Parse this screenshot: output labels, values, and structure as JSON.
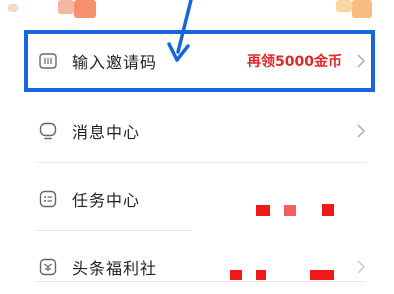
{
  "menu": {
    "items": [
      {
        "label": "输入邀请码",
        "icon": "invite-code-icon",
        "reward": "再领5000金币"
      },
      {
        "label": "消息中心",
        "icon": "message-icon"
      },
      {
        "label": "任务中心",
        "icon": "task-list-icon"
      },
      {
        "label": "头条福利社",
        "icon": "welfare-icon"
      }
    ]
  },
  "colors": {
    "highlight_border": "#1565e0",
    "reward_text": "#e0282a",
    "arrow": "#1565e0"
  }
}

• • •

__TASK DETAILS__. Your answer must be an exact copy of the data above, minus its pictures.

__RESPONSE BELOW__.
Parse this screenshot: output labels, values, and structure as JSON.
{
  "menu": {
    "items": [
      {
        "label": "输入邀请码",
        "icon": "invite-code-icon",
        "reward": "再领5000金币"
      },
      {
        "label": "消息中心",
        "icon": "message-icon"
      },
      {
        "label": "任务中心",
        "icon": "task-list-icon"
      },
      {
        "label": "头条福利社",
        "icon": "welfare-icon"
      }
    ]
  },
  "colors": {
    "highlight_border": "#1565e0",
    "reward_text": "#e0282a",
    "arrow": "#1565e0"
  }
}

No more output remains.